What you need to do
All of the entries must be reproduced exactly, with no images carried over.

Exercise data
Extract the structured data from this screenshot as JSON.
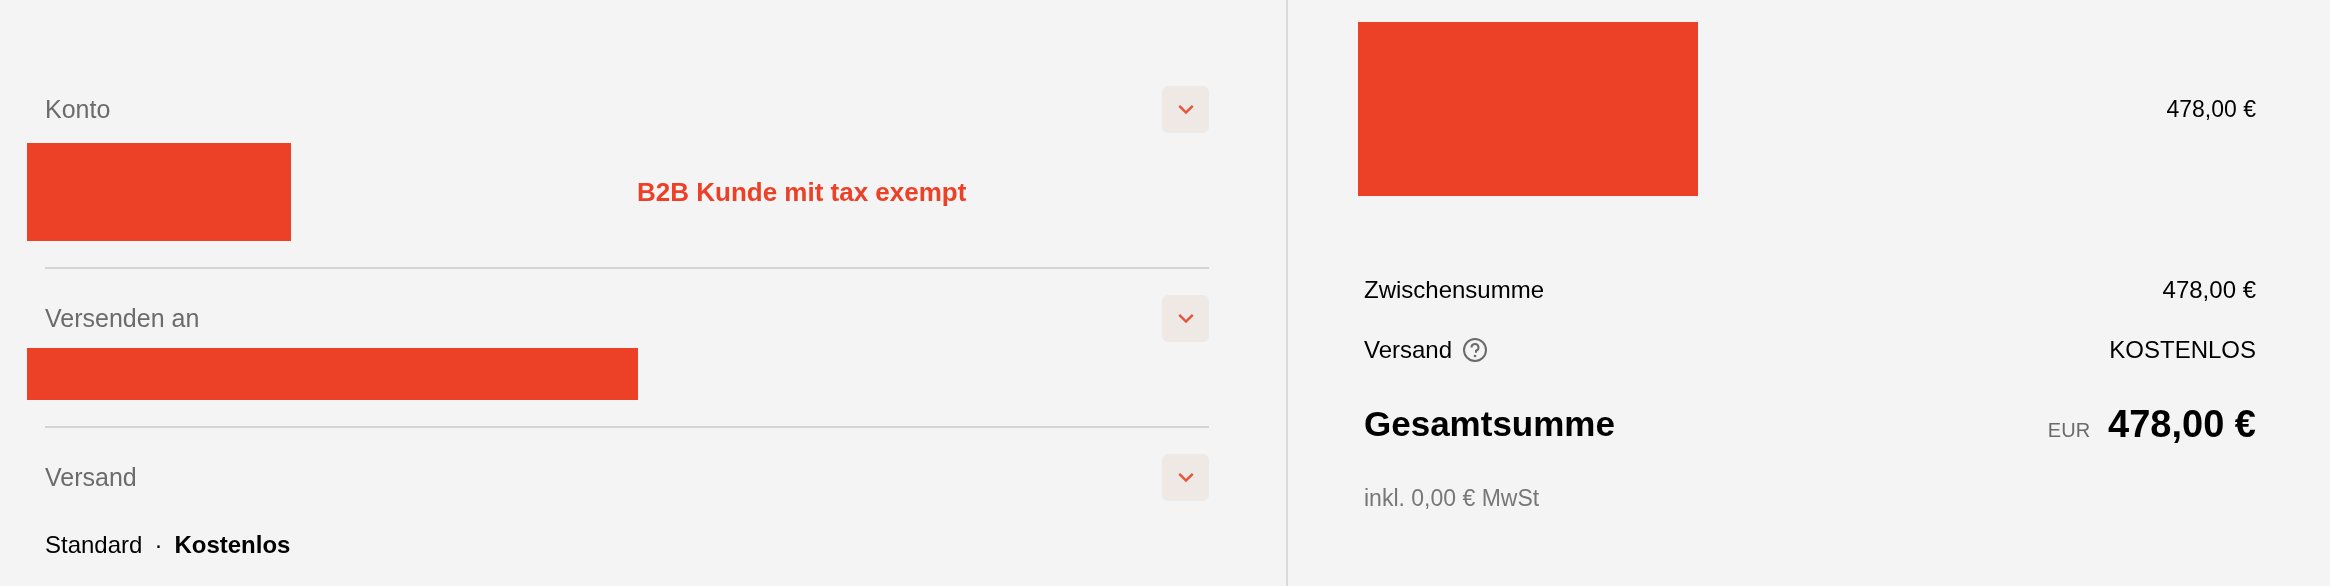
{
  "sections": [
    {
      "kind": "account",
      "label": "Konto",
      "note": "B2B Kunde mit tax exempt"
    },
    {
      "kind": "address",
      "label": "Versenden an"
    },
    {
      "kind": "shipping",
      "label": "Versand",
      "method": "Standard",
      "separator": "·",
      "price": "Kostenlos"
    }
  ],
  "summary": {
    "item_price": "478,00 €",
    "rows": [
      {
        "label": "Zwischensumme",
        "value": "478,00 €",
        "help": false
      },
      {
        "label": "Versand",
        "value": "KOSTENLOS",
        "help": true
      }
    ],
    "total": {
      "label": "Gesamtsumme",
      "currency": "EUR",
      "value": "478,00 €"
    },
    "tax_note": "inkl. 0,00 € MwSt"
  }
}
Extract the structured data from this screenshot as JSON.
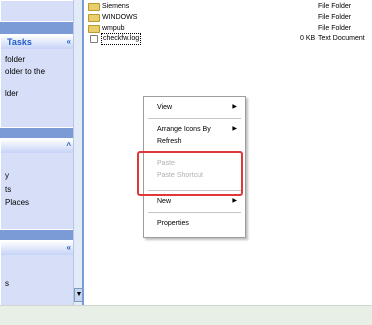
{
  "files": [
    {
      "name": "Siemens",
      "icon": "folder-icon",
      "size": "",
      "type": "File Folder"
    },
    {
      "name": "WINDOWS",
      "icon": "folder-icon",
      "size": "",
      "type": "File Folder"
    },
    {
      "name": "wmpub",
      "icon": "folder-icon",
      "size": "",
      "type": "File Folder"
    },
    {
      "name": "checkfw.log",
      "icon": "text-document-icon",
      "size": "0 KB",
      "type": "Text Document"
    }
  ],
  "task_pane": {
    "tasks_header": "Tasks",
    "tasks_lines": [
      "folder",
      "older to the",
      "lder"
    ],
    "places_lines": [
      "y",
      "ts",
      "Places"
    ],
    "details_lines": [
      "s"
    ],
    "collapse_glyph": "«",
    "expand_glyph": "^"
  },
  "scrollbar": {
    "down_glyph": "▼"
  },
  "context_menu": {
    "items": [
      {
        "label": "View",
        "submenu": true,
        "enabled": true
      },
      {
        "label": "Arrange Icons By",
        "submenu": true,
        "enabled": true
      },
      {
        "label": "Refresh",
        "submenu": false,
        "enabled": true
      },
      {
        "label": "Paste",
        "submenu": false,
        "enabled": false
      },
      {
        "label": "Paste Shortcut",
        "submenu": false,
        "enabled": false
      },
      {
        "label": "New",
        "submenu": true,
        "enabled": true
      },
      {
        "label": "Properties",
        "submenu": false,
        "enabled": true
      }
    ],
    "submenu_glyph": "▶"
  },
  "colors": {
    "highlight_border": "#e03838",
    "taskpane_bg": "#7a9bd6",
    "status_bg": "#e8efe7"
  }
}
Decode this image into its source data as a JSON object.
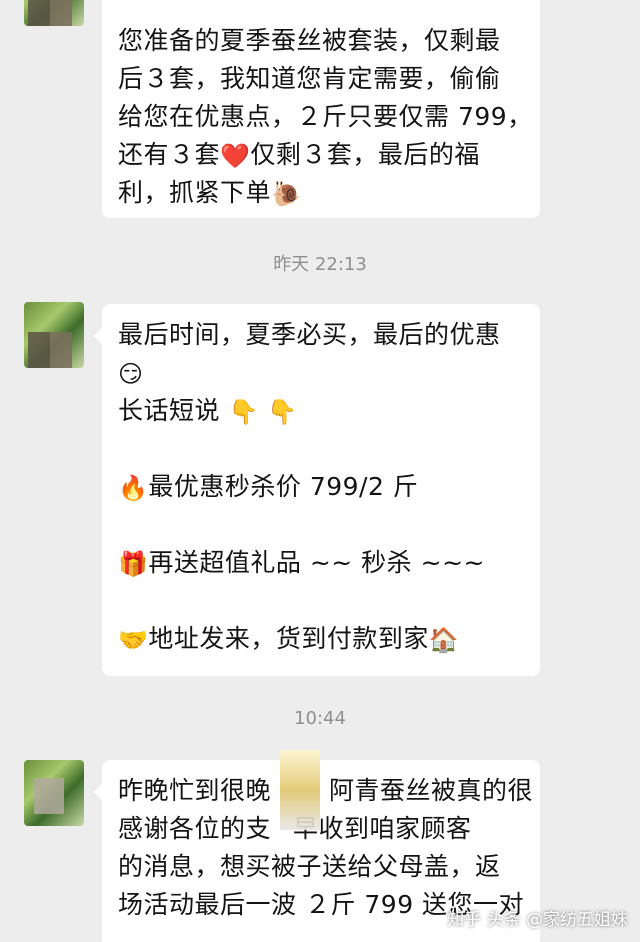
{
  "timestamps": {
    "t1": "昨天 22:13",
    "t2": "10:44"
  },
  "messages": {
    "m1": {
      "lines": [
        "您准备的夏季蚕丝被套装，仅剩最",
        "后３套，我知道您肯定需要，偷偷",
        "给您在优惠点，２斤只要仅需 799，",
        "还有３套",
        "仅剩３套，最后的福",
        "利，抓紧下单"
      ],
      "emojis": {
        "heart": "❤️",
        "snail": "🐌"
      }
    },
    "m2": {
      "lines": [
        "最后时间，夏季必买，最后的优惠",
        "长话短说",
        "最优惠秒杀价 799/2 斤",
        "再送超值礼品 ~~ 秒杀 ~~~",
        "地址发来，货到付款到家"
      ],
      "emojis": {
        "smirk": "😏",
        "point_down": "👇",
        "fire": "🔥",
        "gift": "🎁",
        "handshake": "🤝",
        "house": "🏠"
      }
    },
    "m3": {
      "lines": [
        "昨晚忙到很晚",
        "阿青蚕丝被真的很",
        "感谢各位的支",
        "早收到咱家顾客",
        "的消息，想买被子送给父母盖，返",
        "场活动最后一波 ２斤 799 送您一对"
      ]
    }
  },
  "watermark": "知乎 头条 @家纺五姐妹"
}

Response for this exercise
Extract the structured data from this screenshot as JSON.
{
  "sections": [
    {
      "kind": "account",
      "label": "Konto",
      "note": "B2B Kunde mit tax exempt"
    },
    {
      "kind": "address",
      "label": "Versenden an"
    },
    {
      "kind": "shipping",
      "label": "Versand",
      "method": "Standard",
      "separator": "·",
      "price": "Kostenlos"
    }
  ],
  "summary": {
    "item_price": "478,00 €",
    "rows": [
      {
        "label": "Zwischensumme",
        "value": "478,00 €",
        "help": false
      },
      {
        "label": "Versand",
        "value": "KOSTENLOS",
        "help": true
      }
    ],
    "total": {
      "label": "Gesamtsumme",
      "currency": "EUR",
      "value": "478,00 €"
    },
    "tax_note": "inkl. 0,00 € MwSt"
  }
}
Extract the structured data from this screenshot as JSON.
{
  "files": [
    {
      "name": "Siemens",
      "icon": "folder-icon",
      "size": "",
      "type": "File Folder"
    },
    {
      "name": "WINDOWS",
      "icon": "folder-icon",
      "size": "",
      "type": "File Folder"
    },
    {
      "name": "wmpub",
      "icon": "folder-icon",
      "size": "",
      "type": "File Folder"
    },
    {
      "name": "checkfw.log",
      "icon": "text-document-icon",
      "size": "0 KB",
      "type": "Text Document"
    }
  ],
  "task_pane": {
    "tasks_header": "Tasks",
    "tasks_lines": [
      "folder",
      "older to the",
      "lder"
    ],
    "places_lines": [
      "y",
      "ts",
      "Places"
    ],
    "details_lines": [
      "s"
    ],
    "collapse_glyph": "«",
    "expand_glyph": "^"
  },
  "scrollbar": {
    "down_glyph": "▼"
  },
  "context_menu": {
    "items": [
      {
        "label": "View",
        "submenu": true,
        "enabled": true
      },
      {
        "label": "Arrange Icons By",
        "submenu": true,
        "enabled": true
      },
      {
        "label": "Refresh",
        "submenu": false,
        "enabled": true
      },
      {
        "label": "Paste",
        "submenu": false,
        "enabled": false
      },
      {
        "label": "Paste Shortcut",
        "submenu": false,
        "enabled": false
      },
      {
        "label": "New",
        "submenu": true,
        "enabled": true
      },
      {
        "label": "Properties",
        "submenu": false,
        "enabled": true
      }
    ],
    "submenu_glyph": "▶"
  },
  "colors": {
    "highlight_border": "#e03838",
    "taskpane_bg": "#7a9bd6",
    "status_bg": "#e8efe7"
  }
}
Decode this image into its source data as a JSON object.
{
  "timestamps": {
    "t1": "昨天 22:13",
    "t2": "10:44"
  },
  "messages": {
    "m1": {
      "lines": [
        "您准备的夏季蚕丝被套装，仅剩最",
        "后３套，我知道您肯定需要，偷偷",
        "给您在优惠点，２斤只要仅需 799，",
        "还有３套",
        "仅剩３套，最后的福",
        "利，抓紧下单"
      ],
      "emojis": {
        "heart": "❤️",
        "snail": "🐌"
      }
    },
    "m2": {
      "lines": [
        "最后时间，夏季必买，最后的优惠",
        "长话短说",
        "最优惠秒杀价 799/2 斤",
        "再送超值礼品 ~~ 秒杀 ~~~",
        "地址发来，货到付款到家"
      ],
      "emojis": {
        "smirk": "😏",
        "point_down": "👇",
        "fire": "🔥",
        "gift": "🎁",
        "handshake": "🤝",
        "house": "🏠"
      }
    },
    "m3": {
      "lines": [
        "昨晚忙到很晚",
        "阿青蚕丝被真的很",
        "感谢各位的支",
        "早收到咱家顾客",
        "的消息，想买被子送给父母盖，返",
        "场活动最后一波 ２斤 799 送您一对"
      ]
    }
  },
  "watermark": "知乎 头条 @家纺五姐妹"
}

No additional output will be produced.